Everything in the records except the pictures must be copied out exactly.

--- START ---

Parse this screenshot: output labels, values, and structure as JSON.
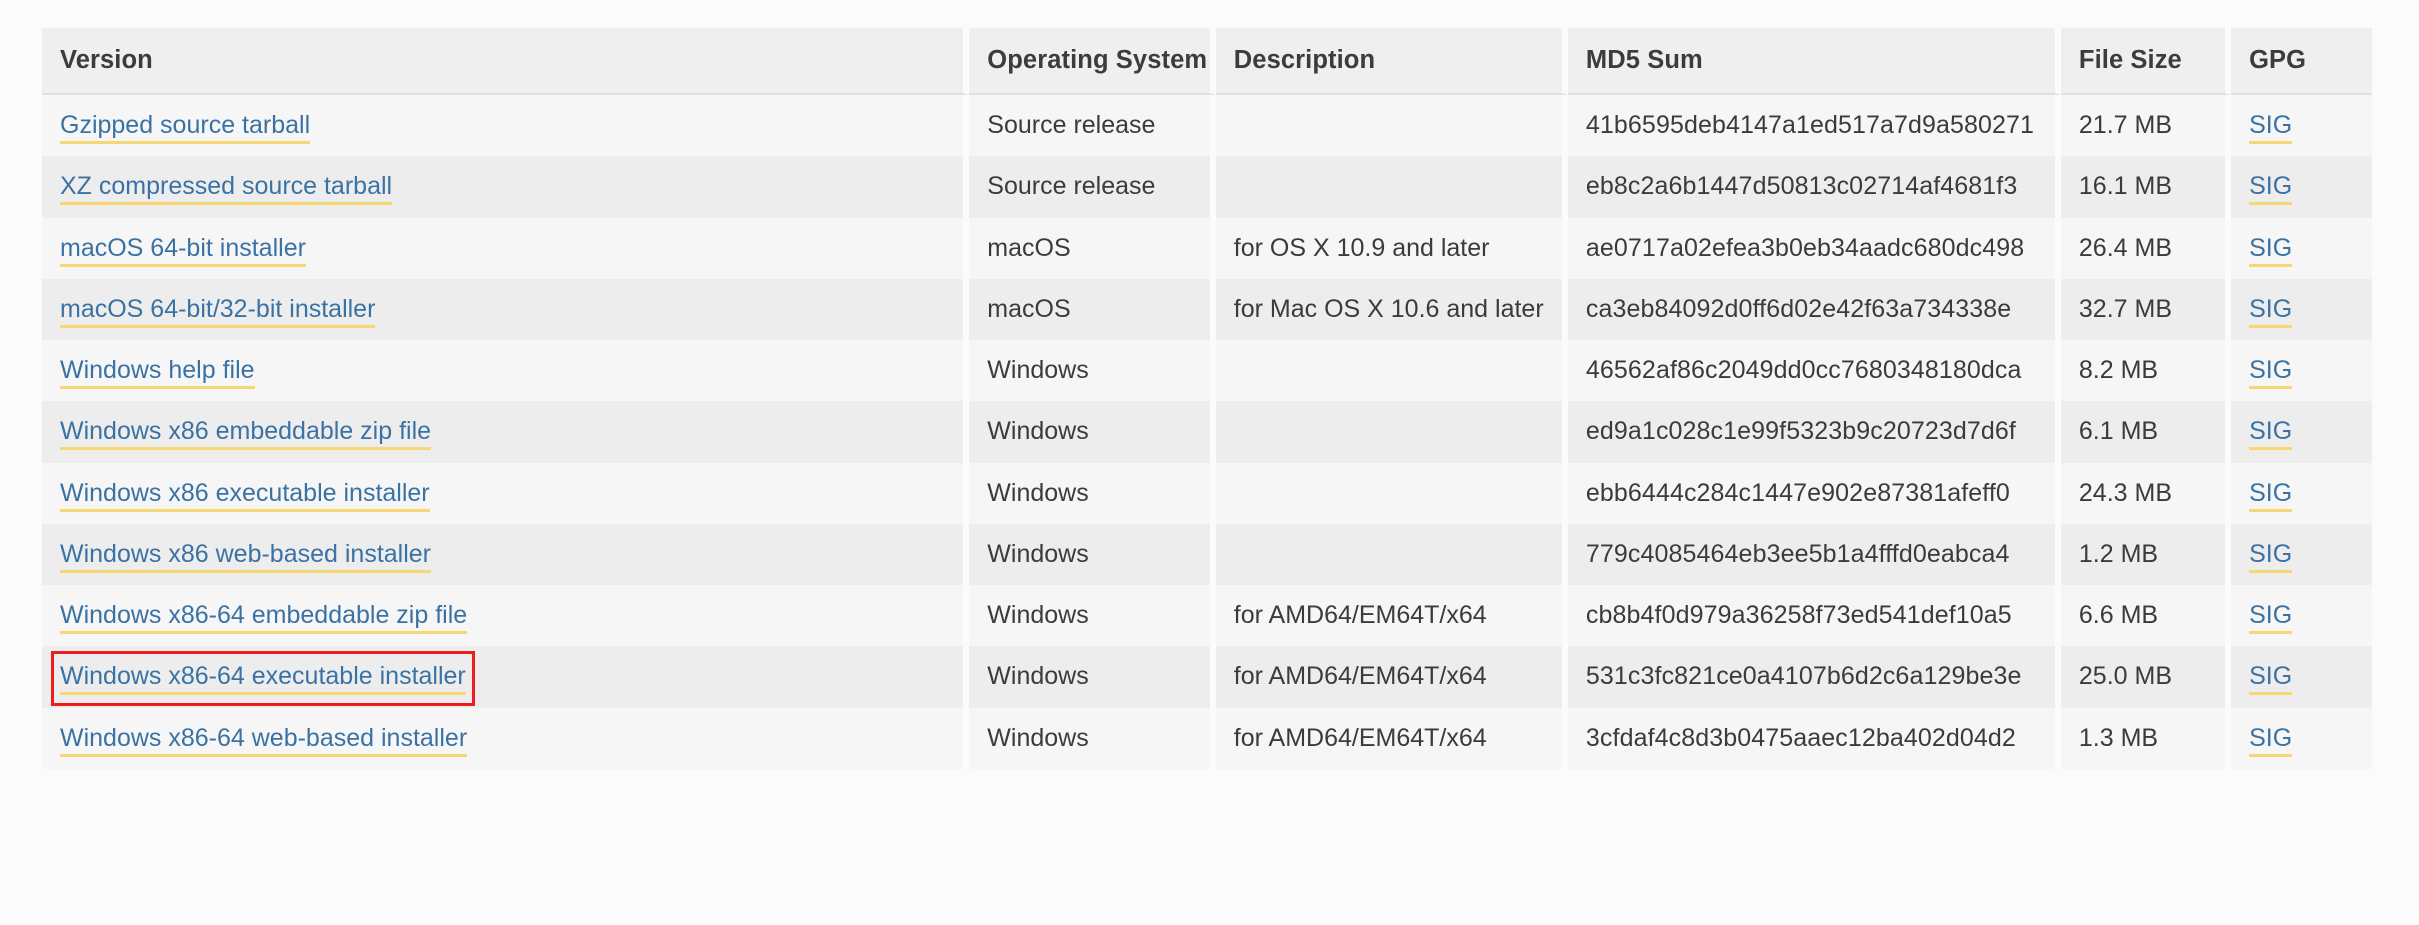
{
  "table": {
    "columns": [
      {
        "key": "version",
        "label": "Version"
      },
      {
        "key": "os",
        "label": "Operating System"
      },
      {
        "key": "description",
        "label": "Description"
      },
      {
        "key": "md5",
        "label": "MD5 Sum"
      },
      {
        "key": "size",
        "label": "File Size"
      },
      {
        "key": "gpg",
        "label": "GPG"
      }
    ],
    "rows": [
      {
        "version": "Gzipped source tarball",
        "os": "Source release",
        "description": "",
        "md5": "41b6595deb4147a1ed517a7d9a580271",
        "size": "21.7 MB",
        "gpg": "SIG"
      },
      {
        "version": "XZ compressed source tarball",
        "os": "Source release",
        "description": "",
        "md5": "eb8c2a6b1447d50813c02714af4681f3",
        "size": "16.1 MB",
        "gpg": "SIG"
      },
      {
        "version": "macOS 64-bit installer",
        "os": "macOS",
        "description": "for OS X 10.9 and later",
        "md5": "ae0717a02efea3b0eb34aadc680dc498",
        "size": "26.4 MB",
        "gpg": "SIG"
      },
      {
        "version": "macOS 64-bit/32-bit installer",
        "os": "macOS",
        "description": "for Mac OS X 10.6 and later",
        "md5": "ca3eb84092d0ff6d02e42f63a734338e",
        "size": "32.7 MB",
        "gpg": "SIG"
      },
      {
        "version": "Windows help file",
        "os": "Windows",
        "description": "",
        "md5": "46562af86c2049dd0cc7680348180dca",
        "size": "8.2 MB",
        "gpg": "SIG"
      },
      {
        "version": "Windows x86 embeddable zip file",
        "os": "Windows",
        "description": "",
        "md5": "ed9a1c028c1e99f5323b9c20723d7d6f",
        "size": "6.1 MB",
        "gpg": "SIG"
      },
      {
        "version": "Windows x86 executable installer",
        "os": "Windows",
        "description": "",
        "md5": "ebb6444c284c1447e902e87381afeff0",
        "size": "24.3 MB",
        "gpg": "SIG"
      },
      {
        "version": "Windows x86 web-based installer",
        "os": "Windows",
        "description": "",
        "md5": "779c4085464eb3ee5b1a4fffd0eabca4",
        "size": "1.2 MB",
        "gpg": "SIG"
      },
      {
        "version": "Windows x86-64 embeddable zip file",
        "os": "Windows",
        "description": "for AMD64/EM64T/x64",
        "md5": "cb8b4f0d979a36258f73ed541def10a5",
        "size": "6.6 MB",
        "gpg": "SIG"
      },
      {
        "version": "Windows x86-64 executable installer",
        "os": "Windows",
        "description": "for AMD64/EM64T/x64",
        "md5": "531c3fc821ce0a4107b6d2c6a129be3e",
        "size": "25.0 MB",
        "gpg": "SIG",
        "highlighted": true
      },
      {
        "version": "Windows x86-64 web-based installer",
        "os": "Windows",
        "description": "for AMD64/EM64T/x64",
        "md5": "3cfdaf4c8d3b0475aaec12ba402d04d2",
        "size": "1.3 MB",
        "gpg": "SIG"
      }
    ]
  },
  "colors": {
    "page_background": "#fbfbfb",
    "header_background": "#efeff0",
    "row_odd_background": "#f6f6f6",
    "row_even_background": "#ededee",
    "link_text": "#3b72a4",
    "link_underline": "#f7d772",
    "body_text": "#3b3b3b",
    "highlight_border": "#ee1d1d"
  }
}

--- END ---

# Solution for this problem:
Parse this screenshot: output labels, values, and structure as JSON.
{
  "table": {
    "columns": [
      {
        "key": "version",
        "label": "Version"
      },
      {
        "key": "os",
        "label": "Operating System"
      },
      {
        "key": "description",
        "label": "Description"
      },
      {
        "key": "md5",
        "label": "MD5 Sum"
      },
      {
        "key": "size",
        "label": "File Size"
      },
      {
        "key": "gpg",
        "label": "GPG"
      }
    ],
    "rows": [
      {
        "version": "Gzipped source tarball",
        "os": "Source release",
        "description": "",
        "md5": "41b6595deb4147a1ed517a7d9a580271",
        "size": "21.7 MB",
        "gpg": "SIG"
      },
      {
        "version": "XZ compressed source tarball",
        "os": "Source release",
        "description": "",
        "md5": "eb8c2a6b1447d50813c02714af4681f3",
        "size": "16.1 MB",
        "gpg": "SIG"
      },
      {
        "version": "macOS 64-bit installer",
        "os": "macOS",
        "description": "for OS X 10.9 and later",
        "md5": "ae0717a02efea3b0eb34aadc680dc498",
        "size": "26.4 MB",
        "gpg": "SIG"
      },
      {
        "version": "macOS 64-bit/32-bit installer",
        "os": "macOS",
        "description": "for Mac OS X 10.6 and later",
        "md5": "ca3eb84092d0ff6d02e42f63a734338e",
        "size": "32.7 MB",
        "gpg": "SIG"
      },
      {
        "version": "Windows help file",
        "os": "Windows",
        "description": "",
        "md5": "46562af86c2049dd0cc7680348180dca",
        "size": "8.2 MB",
        "gpg": "SIG"
      },
      {
        "version": "Windows x86 embeddable zip file",
        "os": "Windows",
        "description": "",
        "md5": "ed9a1c028c1e99f5323b9c20723d7d6f",
        "size": "6.1 MB",
        "gpg": "SIG"
      },
      {
        "version": "Windows x86 executable installer",
        "os": "Windows",
        "description": "",
        "md5": "ebb6444c284c1447e902e87381afeff0",
        "size": "24.3 MB",
        "gpg": "SIG"
      },
      {
        "version": "Windows x86 web-based installer",
        "os": "Windows",
        "description": "",
        "md5": "779c4085464eb3ee5b1a4fffd0eabca4",
        "size": "1.2 MB",
        "gpg": "SIG"
      },
      {
        "version": "Windows x86-64 embeddable zip file",
        "os": "Windows",
        "description": "for AMD64/EM64T/x64",
        "md5": "cb8b4f0d979a36258f73ed541def10a5",
        "size": "6.6 MB",
        "gpg": "SIG"
      },
      {
        "version": "Windows x86-64 executable installer",
        "os": "Windows",
        "description": "for AMD64/EM64T/x64",
        "md5": "531c3fc821ce0a4107b6d2c6a129be3e",
        "size": "25.0 MB",
        "gpg": "SIG",
        "highlighted": true
      },
      {
        "version": "Windows x86-64 web-based installer",
        "os": "Windows",
        "description": "for AMD64/EM64T/x64",
        "md5": "3cfdaf4c8d3b0475aaec12ba402d04d2",
        "size": "1.3 MB",
        "gpg": "SIG"
      }
    ]
  },
  "colors": {
    "page_background": "#fbfbfb",
    "header_background": "#efeff0",
    "row_odd_background": "#f6f6f6",
    "row_even_background": "#ededee",
    "link_text": "#3b72a4",
    "link_underline": "#f7d772",
    "body_text": "#3b3b3b",
    "highlight_border": "#ee1d1d"
  }
}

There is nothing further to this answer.